The early edition of Miracles was criticized by Elizabeth Anscombe, a philosopher who debated Lewis in the only public debate that Lewis ever lost. AThe early edition of Miracles was criticized by Elizabeth Anscombe, a philosopher who debated Lewis in the only public debate that Lewis ever lost. A revised edition of this book, according to this article, addressed Anscombe's concern, but essentially uses it to reinforce Lewis's original opinion....more
Listened to this driving to and from Baylor. This is the third time that I've read through the entire epic.
Beginning of Book 1: Disc 1, Track 1 BeginniListened to this driving to and from Baylor. This is the third time that I've read through the entire epic.
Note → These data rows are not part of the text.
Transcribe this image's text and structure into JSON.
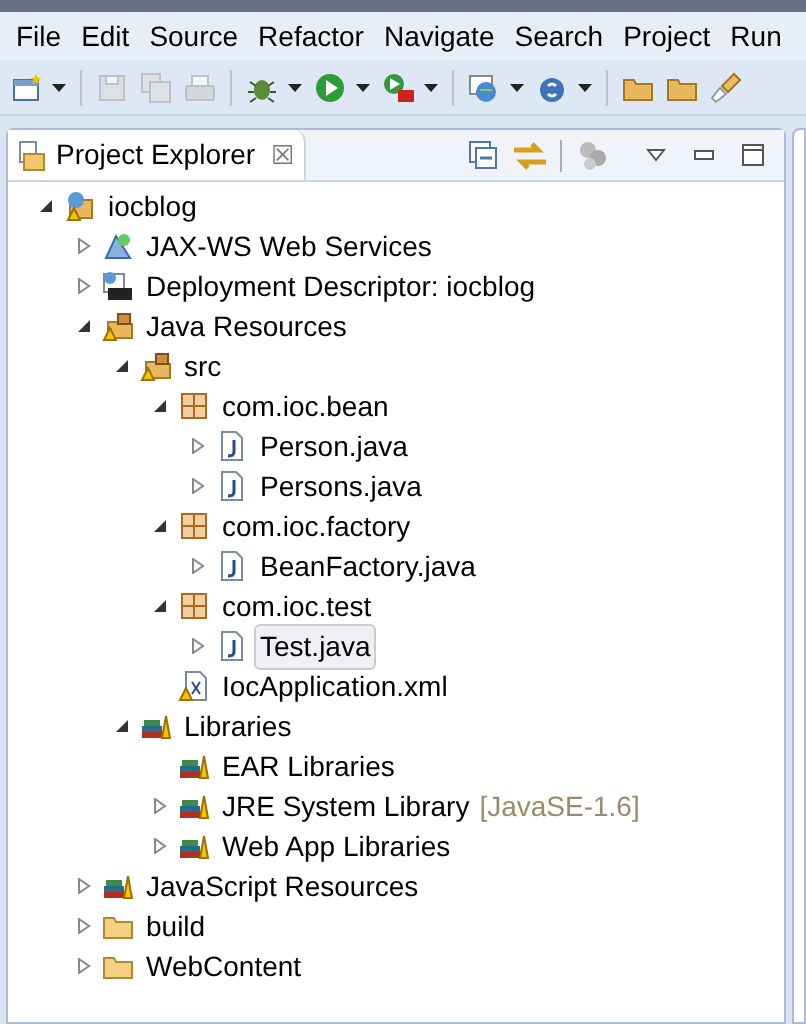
{
  "menu": [
    "File",
    "Edit",
    "Source",
    "Refactor",
    "Navigate",
    "Search",
    "Project",
    "Run"
  ],
  "toolbar": [
    {
      "kind": "new",
      "dropdown": true,
      "disabled": false
    },
    {
      "kind": "save",
      "dropdown": false,
      "disabled": true
    },
    {
      "kind": "save-all",
      "dropdown": false,
      "disabled": true
    },
    {
      "kind": "print",
      "dropdown": false,
      "disabled": true
    },
    {
      "kind": "debug",
      "dropdown": true,
      "disabled": false
    },
    {
      "kind": "run",
      "dropdown": true,
      "disabled": false
    },
    {
      "kind": "run-server",
      "dropdown": true,
      "disabled": false
    },
    {
      "kind": "globe",
      "dropdown": true,
      "disabled": false
    },
    {
      "kind": "service",
      "dropdown": true,
      "disabled": false
    },
    {
      "kind": "open-folder",
      "dropdown": false,
      "disabled": false
    },
    {
      "kind": "open-folder",
      "dropdown": false,
      "disabled": false
    },
    {
      "kind": "brush",
      "dropdown": false,
      "disabled": false
    }
  ],
  "view": {
    "title": "Project Explorer",
    "close": "☒"
  },
  "tree": [
    {
      "label": "iocblog",
      "kind": "project",
      "expanded": true,
      "selected": false,
      "children": [
        {
          "label": "JAX-WS Web Services",
          "kind": "webservice",
          "expanded": false,
          "selected": false
        },
        {
          "label": "Deployment Descriptor: iocblog",
          "kind": "descriptor",
          "expanded": false,
          "selected": false
        },
        {
          "label": "Java Resources",
          "kind": "source-folder",
          "expanded": true,
          "selected": false,
          "children": [
            {
              "label": "src",
              "kind": "source-folder",
              "expanded": true,
              "selected": false,
              "children": [
                {
                  "label": "com.ioc.bean",
                  "kind": "package",
                  "expanded": true,
                  "selected": false,
                  "children": [
                    {
                      "label": "Person.java",
                      "kind": "java",
                      "expanded": false,
                      "selected": false
                    },
                    {
                      "label": "Persons.java",
                      "kind": "java",
                      "expanded": false,
                      "selected": false
                    }
                  ]
                },
                {
                  "label": "com.ioc.factory",
                  "kind": "package",
                  "expanded": true,
                  "selected": false,
                  "children": [
                    {
                      "label": "BeanFactory.java",
                      "kind": "java",
                      "expanded": false,
                      "selected": false
                    }
                  ]
                },
                {
                  "label": "com.ioc.test",
                  "kind": "package",
                  "expanded": true,
                  "selected": false,
                  "children": [
                    {
                      "label": "Test.java",
                      "kind": "java",
                      "expanded": false,
                      "selected": true
                    }
                  ]
                },
                {
                  "label": "IocApplication.xml",
                  "kind": "xml",
                  "selected": false
                }
              ]
            },
            {
              "label": "Libraries",
              "kind": "library",
              "expanded": true,
              "selected": false,
              "children": [
                {
                  "label": "EAR Libraries",
                  "kind": "library",
                  "selected": false
                },
                {
                  "label": "JRE System Library",
                  "suffix": "[JavaSE-1.6]",
                  "kind": "library",
                  "expanded": false,
                  "selected": false
                },
                {
                  "label": "Web App Libraries",
                  "kind": "library",
                  "expanded": false,
                  "selected": false
                }
              ]
            }
          ]
        },
        {
          "label": "JavaScript Resources",
          "kind": "library",
          "expanded": false,
          "selected": false
        },
        {
          "label": "build",
          "kind": "folder",
          "expanded": false,
          "selected": false
        },
        {
          "label": "WebContent",
          "kind": "folder",
          "expanded": false,
          "selected": false
        }
      ]
    }
  ]
}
Beginning of Book 1: Disc 1, Track 1 Beginning of Book 2: Disc 1, Track 7 Beginning of Book 3: Disc 2, Track 4 Beginning of Book 4: Disc 2, Track 8 Beginning of Book 5: Disc 3, Track 6 Beginning of Book 6: Disc 4, Track 4 Beginning of Book 7: Disc 5, Track 1 Beginning of Book 8: Disc 5, Track 4 Beginning of Book 9: Disc 5, Track 7 Beginning of Book 10: Disc 6, Track 7 Beginning of Book 11: Disc 7, Track 6 Beginning of Book 12: Disc 8, Track 3...more